Caging is a voter suppression tactic whereby a political campaign sends mail marked “do not forward” to a targeted group of eligible voters. A more aggressive version involves sending mail to a targeted group of voters with instructions to sign and return an acknowledgment card. The campaign then creates a list of those whose mail was returned undelivered and challenges the right of those citizens to vote – on the ground that the voter does not live at the registered address. There are many reasons why registered mail might be “returned to sender” that have nothing to do with a voter’s eligibility. A voter might be an active member of the armed forces and stationed far from home, or a student registered at his parents’ address. Even a typographical error during entry of the voter’s registration information might result in an address that appears invalid.

The Republican Party has a long and ignominious record of caging – much of it focused on the African American community. For example, in 1981 the RNC sent a mass mailing into predominantly African American neighborhoods in New Jersey and used the resulting 45,000 letters marked “undeliverable” to challenge those voters’ eligibility. In 1986, the RNC used similar tactics in an effort to disenfranchise roughly 31,000 voters, most of them African American, in Louisiana. These tactics led to litigation and the RNC’s eventual signing of two consent decrees, still in effect, which bar the RNC from using “ballot security” programs ostensibly intended to prevent voter fraud as a tactic to target minority voters.

In 2004, however, allegations of caging by Republican officials arose again – this time over an effort to suppress votes in Florida. Emails sent in August 2004 by Tim Griffin, then Research Director and Deputy Communications Director of the RNC, demonstrate his knowledge and approval of a spreadsheet listing caged voters in predominantly African American neighborhoods in Jacksonville, Florida. (See attached.) Two years later, Mr. Griffin was appointed, without Senate confirmation, as United States Attorney for the Eastern District of Arkansas. Such actions appear plainly to violate the consent decrees signed by the RNC in 1981 and 1986. We ask that you investigate whether in these circumstances Mr. Griffin or others may also have violated the Voting Rights Act, the National Voter Registration Act, the mail fraud statute, or any other federal statute.

It also appears that high-ranking officials in the Department knew of Mr. Griffin’s involvement in caging. Monica Goodling recently testified to the House Judiciary Committee that she discussed concerns about Mr. Griffin’s involvement in caging with Deputy Attorney General Paul McNulty during a session to prepare for Mr. McNulty’s Congressional testimony. It is very disturbing to think that Department officials may have approved the appointment of a United States Attorney knowing that he had engaged in racially targeted vote caging.

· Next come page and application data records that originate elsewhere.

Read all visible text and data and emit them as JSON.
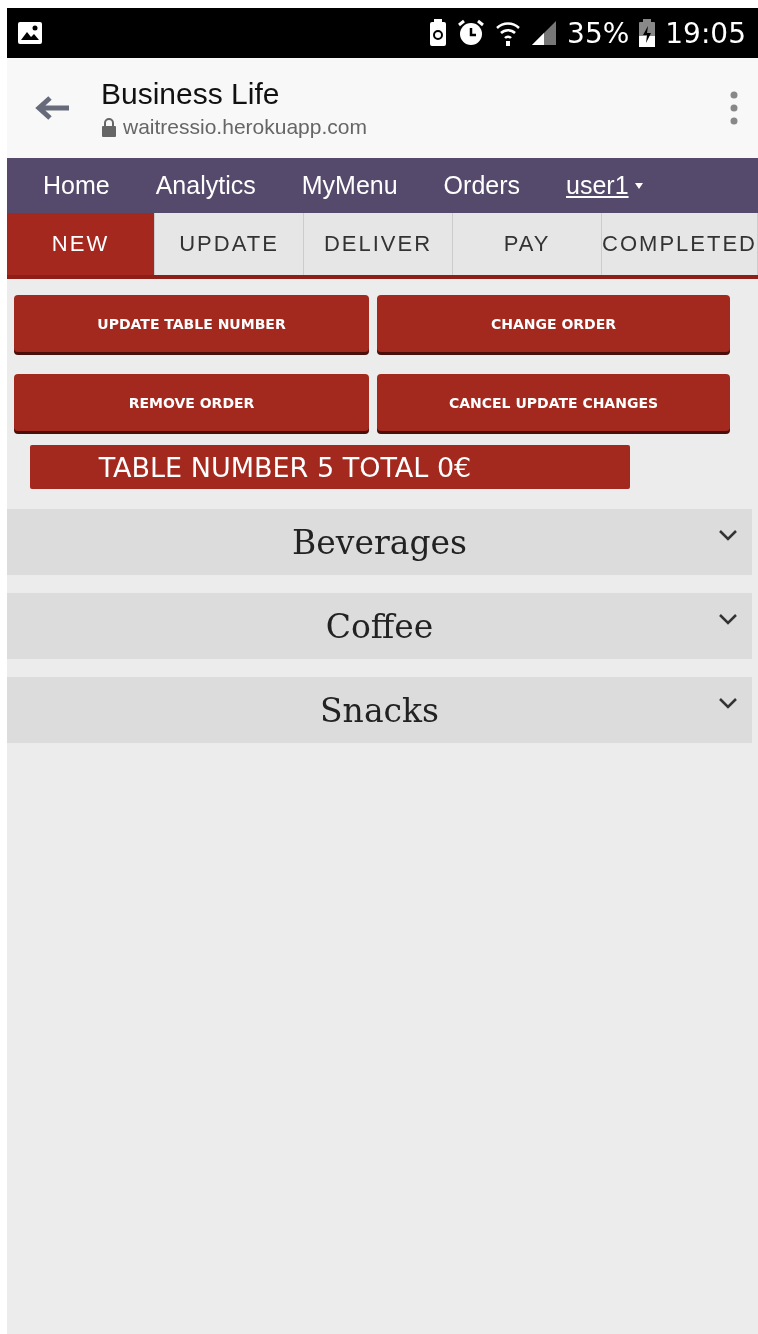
{
  "status_bar": {
    "battery": "35%",
    "time": "19:05"
  },
  "browser": {
    "title": "Business Life",
    "url": "waitressio.herokuapp.com"
  },
  "nav": {
    "items": [
      "Home",
      "Analytics",
      "MyMenu",
      "Orders"
    ],
    "user": "user1"
  },
  "tabs": [
    {
      "label": "NEW",
      "selected": true
    },
    {
      "label": "UPDATE",
      "selected": false
    },
    {
      "label": "DELIVER",
      "selected": false
    },
    {
      "label": "PAY",
      "selected": false
    },
    {
      "label": "COMPLETED",
      "selected": false
    }
  ],
  "buttons": [
    "UPDATE TABLE NUMBER",
    "CHANGE ORDER",
    "REMOVE ORDER",
    "CANCEL UPDATE CHANGES"
  ],
  "summary": "TABLE NUMBER 5 TOTAL 0€",
  "categories": [
    {
      "name": "Beverages",
      "expanded": false
    },
    {
      "name": "Coffee",
      "expanded": false
    },
    {
      "name": "Snacks",
      "expanded": false
    }
  ]
}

Moreover, it is very disturbing to think that senior officials were aware of this practice and did nothing to refer their information to relevant officials within the Department for investigation and a determination as to whether it was a violation of a consent decree or law within the Department’s jurisdiction to enforce.

We, therefore, ask the Office of the Inspector General and the Office of Professional Responsibility to conduct an investigation to determine who in DOJ knew about Mr. Griffin’s potentially unlawful activity before he was named interim U.S. Attorney, and whether appropriate action was taken on that knowledge, and to recommend whatever action is appropriate.

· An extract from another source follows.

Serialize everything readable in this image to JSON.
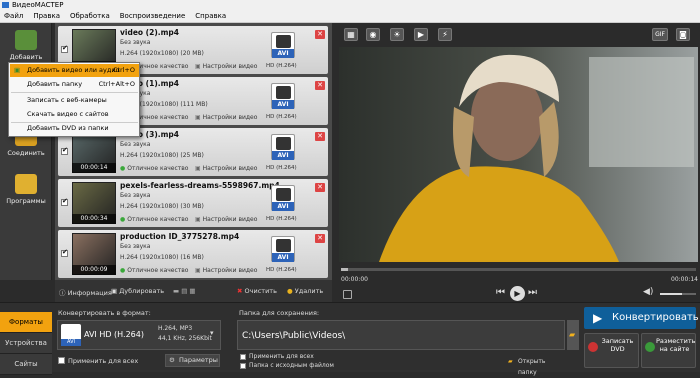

At a time when the Department’s political independence and its commitment to enforcement of civil rights statutes have been called into doubt, it is vitally important that the Department thoroughly investigate these allegations of unlawful voter suppression, and the apparent failure of Department employees to forward to the appropriate authorities information they had about this practice.

Sincerely,

Edward M. Kennedy
United States Senator

Sheldon Whitehouse
United States Senator

cc:
Paul D. Clement, Solicitor General
Alice S. Fisher, Assistant Attorney General, Criminal Division
Wan J. Kim, Assistant Attorney General, Civil Rights Division
Glenn A. Fine, Inspector General
H. Marshall Jarrett, Director, Office of Professional Responsibility